The symptoms of broken bones can vary greatly depending on the severity and region affected.

Symptoms and signs of these fractures depend on several different factors, including the general health and age of the patient as well as how severe the injury is.

That being said, most fractures will cause the following:

  • Pain
  • Swelling
  • Bruising
  • Skin discoloration
  • Angulation of the affected area
  • Inability to put weight on the injured bone
  • Immobility of the affected area
  • Hypersensitivity of the affected joint or bone
  • Bleeding from an open fracture

Symptoms of bone fractures involving larger bones such as femur or pelvis include:

  • Patient may become clammy and pale
  • Patient may feel faint or dizzy
  • Feelings of nausea and sickness

If you suspect that someone has broken a bone, you should not move this person until they can be evaluated by a healthcare professional. If possible, consider applying a splint.

A patient should only be moved if he is in a dangerous situation such as on the middle of a busy road.

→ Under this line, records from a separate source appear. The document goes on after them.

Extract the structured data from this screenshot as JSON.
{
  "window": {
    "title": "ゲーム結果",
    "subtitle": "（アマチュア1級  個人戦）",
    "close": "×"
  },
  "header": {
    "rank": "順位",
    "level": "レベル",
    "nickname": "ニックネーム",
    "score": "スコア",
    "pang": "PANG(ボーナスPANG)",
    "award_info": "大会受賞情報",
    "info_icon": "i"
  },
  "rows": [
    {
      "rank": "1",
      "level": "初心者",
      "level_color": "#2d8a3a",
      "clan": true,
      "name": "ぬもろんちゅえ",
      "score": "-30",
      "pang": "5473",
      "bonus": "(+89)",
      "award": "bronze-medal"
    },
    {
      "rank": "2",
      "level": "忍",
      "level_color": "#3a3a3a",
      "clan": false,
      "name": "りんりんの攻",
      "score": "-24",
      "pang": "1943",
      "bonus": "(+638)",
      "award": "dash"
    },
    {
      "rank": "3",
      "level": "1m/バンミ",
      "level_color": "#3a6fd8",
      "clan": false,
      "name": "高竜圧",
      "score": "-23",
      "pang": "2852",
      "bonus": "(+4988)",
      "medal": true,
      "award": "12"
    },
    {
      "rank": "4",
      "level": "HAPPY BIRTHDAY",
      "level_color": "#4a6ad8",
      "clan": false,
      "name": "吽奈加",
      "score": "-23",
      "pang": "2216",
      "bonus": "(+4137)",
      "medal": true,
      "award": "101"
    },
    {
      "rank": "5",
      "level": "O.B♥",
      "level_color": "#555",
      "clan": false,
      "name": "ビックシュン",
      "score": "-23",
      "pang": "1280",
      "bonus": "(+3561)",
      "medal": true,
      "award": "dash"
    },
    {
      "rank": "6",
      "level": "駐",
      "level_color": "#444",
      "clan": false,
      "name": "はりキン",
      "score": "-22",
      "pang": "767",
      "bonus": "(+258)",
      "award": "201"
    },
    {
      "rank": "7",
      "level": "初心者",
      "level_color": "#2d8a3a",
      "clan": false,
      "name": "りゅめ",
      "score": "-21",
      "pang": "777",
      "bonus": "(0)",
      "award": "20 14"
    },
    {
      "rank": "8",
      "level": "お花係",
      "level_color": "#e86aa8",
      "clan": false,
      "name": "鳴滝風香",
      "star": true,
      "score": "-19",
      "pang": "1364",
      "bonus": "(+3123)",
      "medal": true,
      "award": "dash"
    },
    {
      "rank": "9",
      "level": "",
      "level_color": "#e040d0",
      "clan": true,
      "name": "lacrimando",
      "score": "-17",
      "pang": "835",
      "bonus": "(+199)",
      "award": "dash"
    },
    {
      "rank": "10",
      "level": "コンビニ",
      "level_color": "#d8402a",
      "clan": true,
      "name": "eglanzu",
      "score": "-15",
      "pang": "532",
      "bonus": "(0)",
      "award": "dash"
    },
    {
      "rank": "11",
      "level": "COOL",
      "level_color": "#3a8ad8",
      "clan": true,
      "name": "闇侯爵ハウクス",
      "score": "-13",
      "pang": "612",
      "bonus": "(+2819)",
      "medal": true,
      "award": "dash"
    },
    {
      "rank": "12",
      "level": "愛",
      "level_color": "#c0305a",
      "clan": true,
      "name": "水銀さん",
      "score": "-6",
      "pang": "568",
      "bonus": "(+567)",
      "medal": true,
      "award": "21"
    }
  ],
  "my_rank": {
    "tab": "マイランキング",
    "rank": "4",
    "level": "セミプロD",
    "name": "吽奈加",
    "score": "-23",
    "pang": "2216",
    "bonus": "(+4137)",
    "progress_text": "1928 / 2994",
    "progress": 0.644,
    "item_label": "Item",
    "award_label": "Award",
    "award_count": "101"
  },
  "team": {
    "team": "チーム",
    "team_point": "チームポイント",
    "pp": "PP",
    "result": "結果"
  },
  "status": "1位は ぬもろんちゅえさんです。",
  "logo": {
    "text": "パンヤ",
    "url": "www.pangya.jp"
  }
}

Common Causes of Fractures

Automobile accidents and bad falls are two of the most common causes of fractures. Healthy bones are often very strong and hard and can therefore easily withstand strong shocks. As people get older, there is a higher risk of fractures as they have a tendency to fall more often and their bones are weaker.

Despite the fact that children’s bones are more resilient, they are more physically active than adults and hence, more prone to accidents and fractures.

Bones get weaker in people with underlying health problems and, as a consequence, they have a higher risk of fractures.

Professional sportsmen commonly suffer from stress fractures caused by repetitive stress and strain on their bodies.

How to Diagnose and Treat Fractures

In the vast majority of cases, fractures are treated by supporting the bone so that it can heal naturally.

Doctors will do tests to identify the symptoms and signs of a fracture before making a diagnosis. This may start with an interview with friends and relatives to try to identify the circumstances that caused the injury. An X-ray and, sometimes, a CT scan or MRI may be necessary.

As always, in most cases, the treatment of a fracture is focused on ensuring that the patient has the best possible function after the healing process.

Whenever possible, the bone is immobilized to ensure optimal healing conditions. In order for healing to occur correctly, the ends of the broken bone must be aligned. This is referred to as reducing the fracture. As this process can be painful, they usually put the patient to sleep under general anesthesia.